- Task statement:
Identify each line below containing the string "that" and copy it.

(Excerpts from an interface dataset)
====

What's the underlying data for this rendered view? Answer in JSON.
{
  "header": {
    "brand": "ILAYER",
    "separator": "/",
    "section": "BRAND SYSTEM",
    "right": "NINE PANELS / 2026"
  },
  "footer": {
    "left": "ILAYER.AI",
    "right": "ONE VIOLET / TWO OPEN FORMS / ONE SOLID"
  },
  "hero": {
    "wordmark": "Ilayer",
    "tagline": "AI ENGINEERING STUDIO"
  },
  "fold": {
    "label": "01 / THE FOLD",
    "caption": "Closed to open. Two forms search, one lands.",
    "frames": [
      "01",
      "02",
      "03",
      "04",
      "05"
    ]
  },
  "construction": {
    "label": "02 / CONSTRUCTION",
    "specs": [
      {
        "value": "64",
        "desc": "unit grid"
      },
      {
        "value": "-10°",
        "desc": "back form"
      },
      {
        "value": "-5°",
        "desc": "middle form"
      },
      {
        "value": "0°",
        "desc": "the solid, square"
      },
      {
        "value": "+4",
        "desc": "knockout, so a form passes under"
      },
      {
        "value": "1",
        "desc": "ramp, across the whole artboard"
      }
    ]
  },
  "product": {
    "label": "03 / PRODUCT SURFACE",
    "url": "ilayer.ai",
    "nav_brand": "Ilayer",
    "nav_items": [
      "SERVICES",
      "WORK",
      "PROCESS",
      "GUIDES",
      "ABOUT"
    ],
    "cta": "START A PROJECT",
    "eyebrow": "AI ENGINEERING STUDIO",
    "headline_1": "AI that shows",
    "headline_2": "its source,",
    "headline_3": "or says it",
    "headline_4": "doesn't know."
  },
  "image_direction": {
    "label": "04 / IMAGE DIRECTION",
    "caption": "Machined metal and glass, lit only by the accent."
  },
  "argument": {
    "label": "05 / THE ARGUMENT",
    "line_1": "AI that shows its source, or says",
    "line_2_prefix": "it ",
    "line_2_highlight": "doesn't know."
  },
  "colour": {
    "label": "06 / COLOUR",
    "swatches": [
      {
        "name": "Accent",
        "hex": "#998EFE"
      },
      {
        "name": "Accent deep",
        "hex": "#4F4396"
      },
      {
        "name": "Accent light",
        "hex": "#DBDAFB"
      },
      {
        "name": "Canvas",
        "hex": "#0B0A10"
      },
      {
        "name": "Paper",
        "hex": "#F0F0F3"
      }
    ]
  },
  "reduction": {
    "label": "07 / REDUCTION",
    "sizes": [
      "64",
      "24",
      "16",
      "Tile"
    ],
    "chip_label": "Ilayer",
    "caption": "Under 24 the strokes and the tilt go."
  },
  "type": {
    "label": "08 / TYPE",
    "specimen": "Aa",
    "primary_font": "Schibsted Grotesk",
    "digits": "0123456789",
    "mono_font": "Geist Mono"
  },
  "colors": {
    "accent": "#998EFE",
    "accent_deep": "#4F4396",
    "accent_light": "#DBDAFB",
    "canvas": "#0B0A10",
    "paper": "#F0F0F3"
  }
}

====

- Finished exercise:
    "headline_1": "AI that shows",
    "line_1": "AI that shows its source, or says",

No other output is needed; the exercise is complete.